Nigerian Customs Service and National Drug Law Enforcement Agency were working in collaboration with British Border Force officers when they intercepted a suspect shipping container bound for Vietnam, according to the Elephant Protection Initiative (EPI) Foundation.
Officials who examined the container discovered 10.18 tonnes of tusks, skins, bones and scales, all from endangered species. These included 2,772 pieces of elephant ivory weighing 4,752 kgs, 5,329 kgs of pangolin scales, and 108 kgs of lion skulls, teeth and claws.
Officials involved in the seizure told the EPI Foundation they believe the ivory came from 709 elephants, while the scales came from 10,658 pangolins.

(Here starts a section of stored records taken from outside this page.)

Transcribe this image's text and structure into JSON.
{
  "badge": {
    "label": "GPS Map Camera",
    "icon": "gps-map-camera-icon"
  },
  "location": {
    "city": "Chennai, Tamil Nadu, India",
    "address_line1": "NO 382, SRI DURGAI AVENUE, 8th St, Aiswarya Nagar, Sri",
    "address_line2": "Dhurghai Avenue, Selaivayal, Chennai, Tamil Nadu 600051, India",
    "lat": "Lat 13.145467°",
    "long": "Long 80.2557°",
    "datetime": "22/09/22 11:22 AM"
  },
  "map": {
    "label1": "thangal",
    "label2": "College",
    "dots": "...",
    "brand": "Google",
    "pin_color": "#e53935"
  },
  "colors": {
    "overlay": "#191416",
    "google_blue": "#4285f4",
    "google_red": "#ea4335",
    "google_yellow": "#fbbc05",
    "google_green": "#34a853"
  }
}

They estimated the bones came from 11 lions. The seizure also included the remains of one rhinoceros.
The total financial value of the seizure is estimated at $16,830,000, but this does not take into account the impact on local communities and ecosystems.
“The huge numbers of items being trafficked is highly disturbing, and reflect the organised, industrial-scale of these destructive wildlife crimes,” said John Scanlon, CEO of the EPI Foundation.
“They show once again that Nigeria is a major hub for the export of illegal wildlife products from Africa. We congratulate the Nigerian authorities on making this seizure, and look forward to the successful prosecution of the criminals involved,” he added.
According to the EPI, Nigeria’s entire surviving elephant population is estimated at only 300, living in a few small and vulnerable herds.
It added that, in recent years, organised criminal gangs have sourced ivory in nearby countries such as Cameroon, Gabon, Central African Republic and Democratic Republic of Congo, which is then exported from Nigeria to East and Southeast Asia.